The number of construction jobs in Ohio has climbed steadily in the past several years, but is still significantly below pre-recession levels.

Other industry categories that saw net job gains in 2017 include "Financial Activities," which also grew 3.3 percent, and "Leisure & Hospitality," which was up 2.6 percent.

Things weren't so rosy, however, for the state's mining and logging industries, which shed about 5.5 percent of their workforce last year.

Adrian Ma is a business reporter and recovering law clerk for ideastream in Cleveland. Since making the switch from law to journalism, he's reported on how New York's helicopter tour industry is driving residents nuts, why competition is heating up among Ohio realtors, and the controlled-chaos of economist speed-dating.

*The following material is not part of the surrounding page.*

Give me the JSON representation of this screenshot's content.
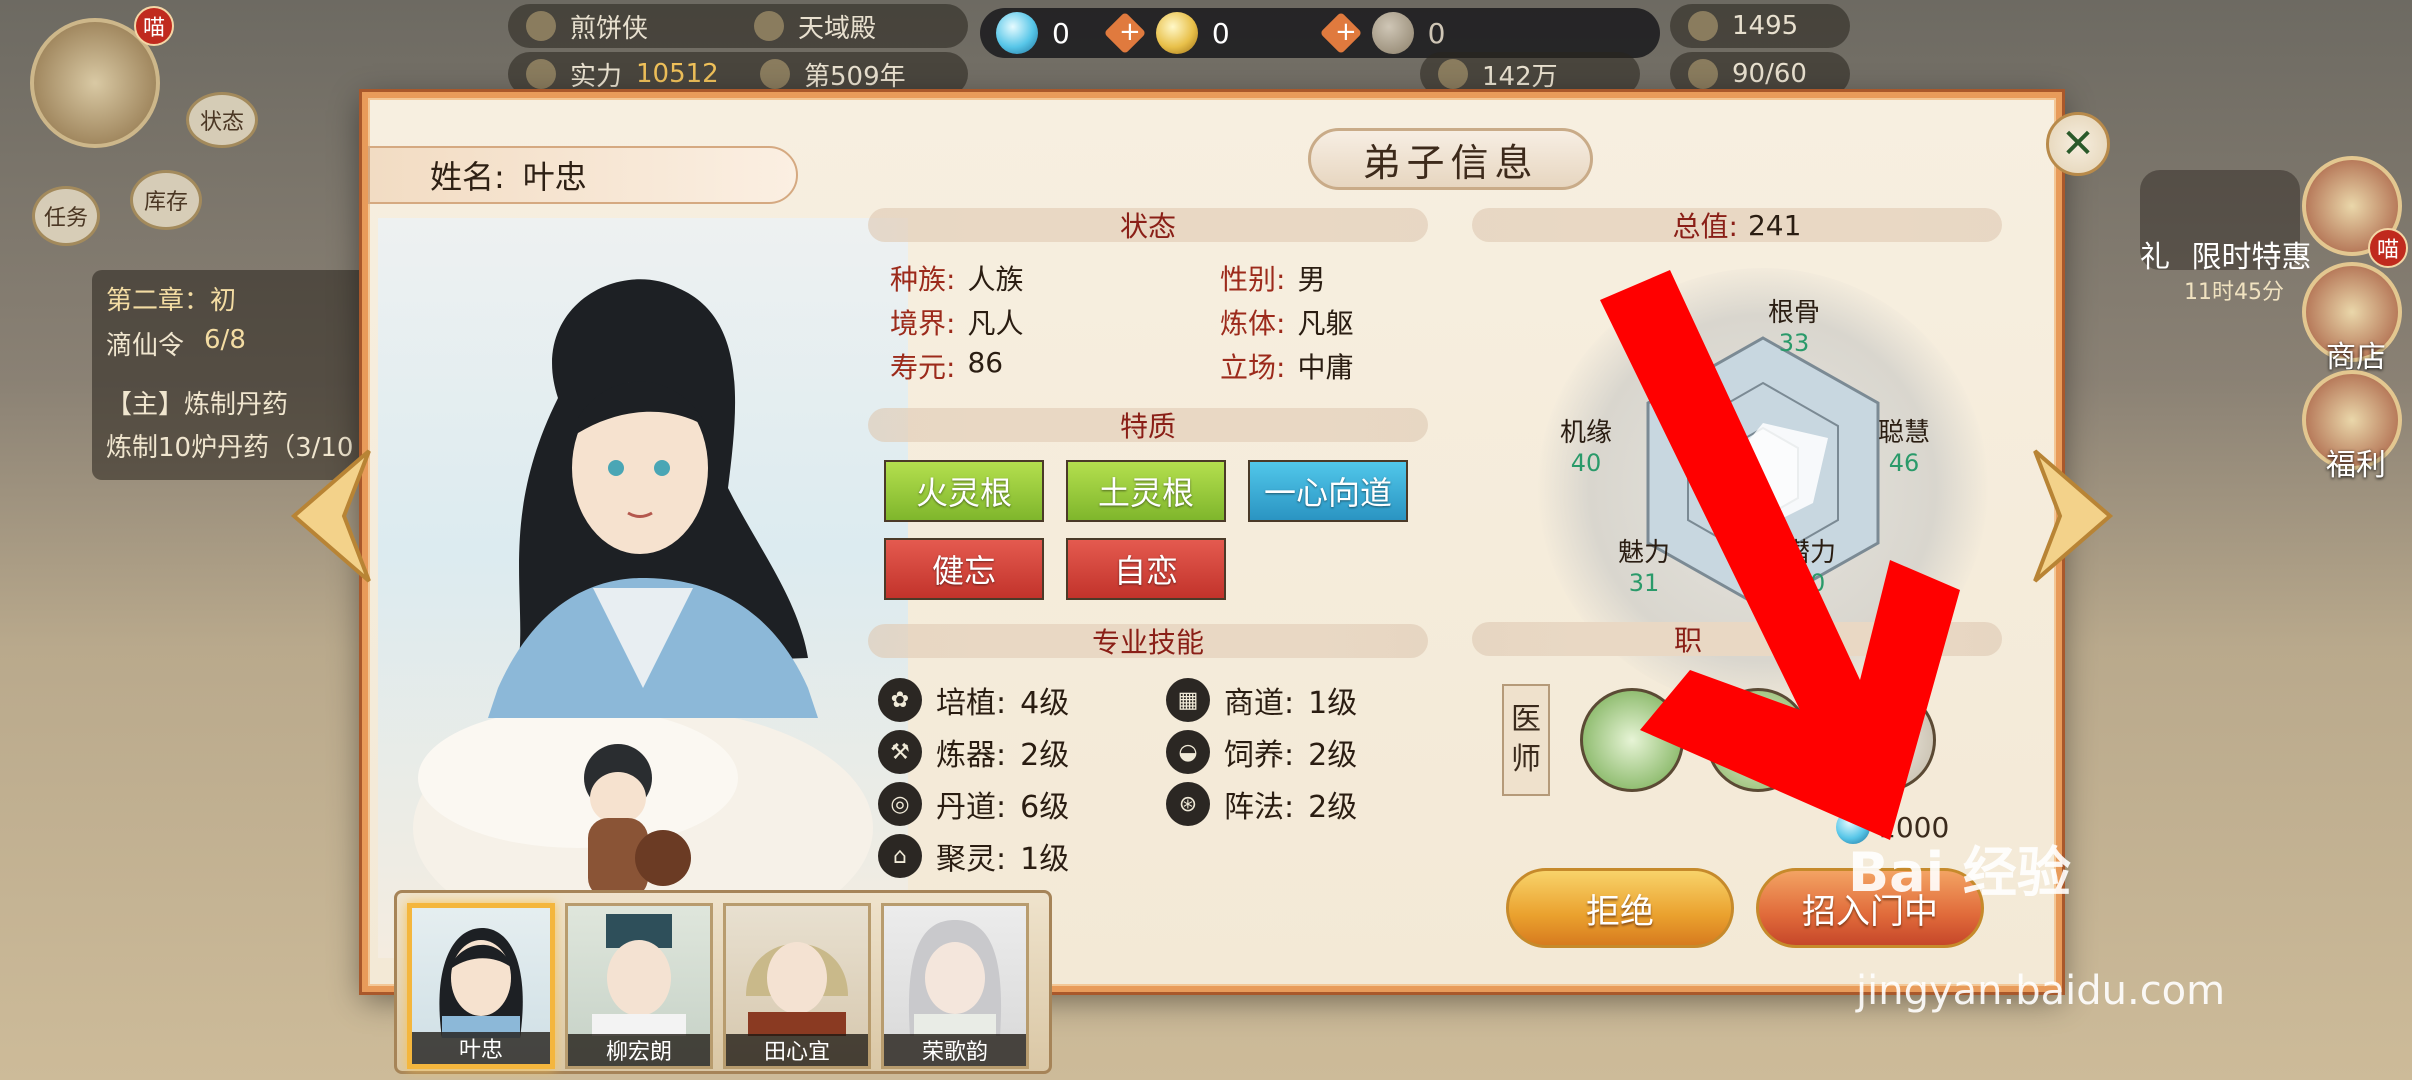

Previously, he was a producer at WNYC News. His work has also aired on NPR's Planet Money, and Marketplace. In 2017, the Association of Independents in Radio designated him a New Voices Scholar, an award recognizing new talent in public media. Some years ago, he worked in a ramen shop.